Graybeal-Gowen Poetry Winner — Annie Woodford for “Arena Chapel Stringband Ballad”

Shenandoah has announced that Annie Woodford, a community college teacher in Roanoke, Virginia, is the winner of this year’s $500 Graybeal-Gowen Poetry Prize for Virginia Writers.  Her poem “Arena Chapel Stringband Ballad” was selected by judge Joseph Bathanti, who read the poems printed out anonymously, says that the winning poem is “a rollicking, unabashedly passionate lyric invocation of Charlie Poole, an old-time banjo picker who led the North Carolina Ramblers.”  He continues, “It’s a ballad of yearning and recollection. an inventory of hand-to-mouth: what the fields bring forth, what they ultimately take back — and the sweet, ephemeral in-between of men and women — one mysterious woman in particular — who ‘walked the sharecroppers’ shacks — making music and love upon it.”
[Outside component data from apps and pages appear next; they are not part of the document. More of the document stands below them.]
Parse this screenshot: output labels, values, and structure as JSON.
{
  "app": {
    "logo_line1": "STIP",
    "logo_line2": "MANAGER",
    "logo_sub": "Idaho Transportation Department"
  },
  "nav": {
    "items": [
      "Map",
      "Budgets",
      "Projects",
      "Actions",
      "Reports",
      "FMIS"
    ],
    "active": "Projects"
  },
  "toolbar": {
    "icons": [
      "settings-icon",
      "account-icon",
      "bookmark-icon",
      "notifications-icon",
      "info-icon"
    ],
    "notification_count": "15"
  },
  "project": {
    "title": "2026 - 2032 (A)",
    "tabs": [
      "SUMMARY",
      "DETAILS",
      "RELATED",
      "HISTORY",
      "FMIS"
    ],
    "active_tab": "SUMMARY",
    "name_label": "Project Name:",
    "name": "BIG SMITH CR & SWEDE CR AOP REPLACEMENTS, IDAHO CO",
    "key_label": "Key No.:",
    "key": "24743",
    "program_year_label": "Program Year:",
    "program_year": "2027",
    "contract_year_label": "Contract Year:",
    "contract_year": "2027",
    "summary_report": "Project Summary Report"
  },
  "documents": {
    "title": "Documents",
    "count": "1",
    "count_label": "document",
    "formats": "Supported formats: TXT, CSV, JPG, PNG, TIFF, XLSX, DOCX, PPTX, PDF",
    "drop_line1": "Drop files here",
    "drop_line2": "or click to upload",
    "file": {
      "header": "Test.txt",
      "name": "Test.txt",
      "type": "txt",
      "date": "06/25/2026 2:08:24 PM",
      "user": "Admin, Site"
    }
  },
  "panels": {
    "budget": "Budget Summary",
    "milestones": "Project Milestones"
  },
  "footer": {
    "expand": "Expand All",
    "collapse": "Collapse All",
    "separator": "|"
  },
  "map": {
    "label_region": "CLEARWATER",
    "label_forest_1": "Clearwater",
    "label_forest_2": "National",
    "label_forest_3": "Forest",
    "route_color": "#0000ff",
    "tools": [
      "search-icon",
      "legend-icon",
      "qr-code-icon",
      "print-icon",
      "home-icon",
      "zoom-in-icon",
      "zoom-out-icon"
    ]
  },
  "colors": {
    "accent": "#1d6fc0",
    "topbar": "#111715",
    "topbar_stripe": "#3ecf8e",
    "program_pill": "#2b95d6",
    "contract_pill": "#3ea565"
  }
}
Other work by Woodford, a Bassett native, has been published previously in The Chattahochee Review, Word Riot, Prairie Schooner, Appalachian Journal and others.  Her first collection, Bootleg, is forthcoming from Groundhog Press later this year, and the contest-wining poem will appear in the fall issue of Shenandoah.

Bathanti also selected as runner-up “I Kept Some Keys as if the Teeth” by Darren Morris of Richmond.  Morris has published poems in American Poetry Review, New England Review, Southern Review, and Missouri Review, as well as the Best New Poets anthology from U VA.
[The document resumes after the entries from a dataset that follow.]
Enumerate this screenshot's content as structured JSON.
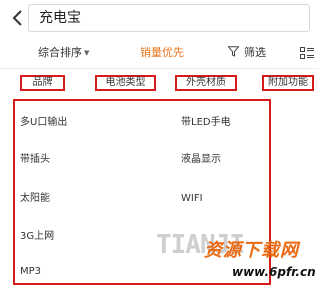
{
  "header": {
    "back_icon": "back-chevron-icon",
    "search_text": "充电宝"
  },
  "sort_bar": {
    "comprehensive": "综合排序",
    "sales": "销量优先",
    "filter": "筛选",
    "active_color": "#e8731b"
  },
  "filter_chips": [
    "品牌",
    "电池类型",
    "外壳材质",
    "附加功能"
  ],
  "function_options": {
    "left": [
      "多U口输出",
      "带插头",
      "太阳能",
      "3G上网",
      "MP3"
    ],
    "right": [
      "带LED手电",
      "液晶显示",
      "WIFI"
    ]
  },
  "watermark": {
    "en": "TIANJI",
    "cn": "资源下载网",
    "url": "www.6pfr.cn"
  },
  "colors": {
    "highlight_border": "#d51a1a",
    "accent": "#e8731b"
  }
}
Joseph Bathanti is former poet laureate of North Carolina (2012-2014) and recipient of the 2016 North Carolina Award for Literature.  He teaches at Appalachian State University in Boone, N.C.  He is also a frequent contributor to Shenandoah.

Details concerning next year’s contest are as yet unannounced, but they will appear this fall on Shenandoah’s website (
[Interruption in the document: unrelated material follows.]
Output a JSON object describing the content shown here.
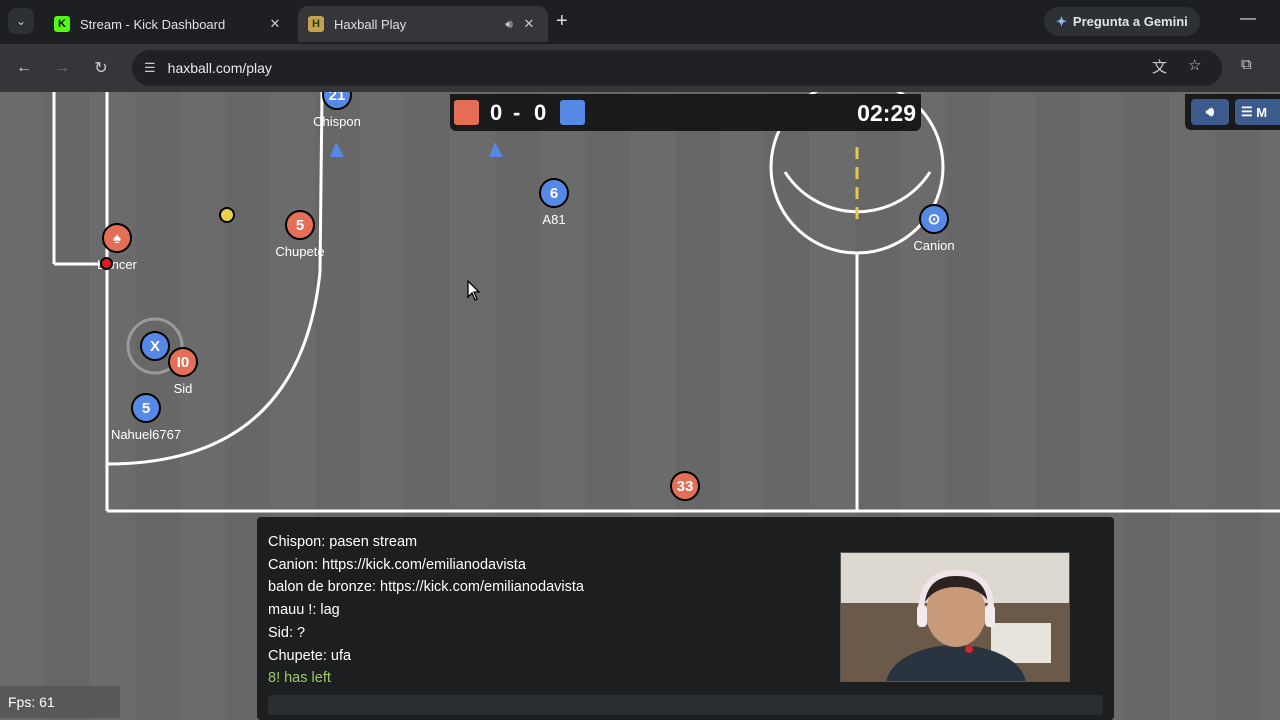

recent-meR. T. Smith has edited Shenandoah since 1995 and serves as Writer-in-Residence at Washington & Lee. His forthcoming books are Doves in Flight: 13 Fictions and Summoning Shades: New Poems, both due in 2017.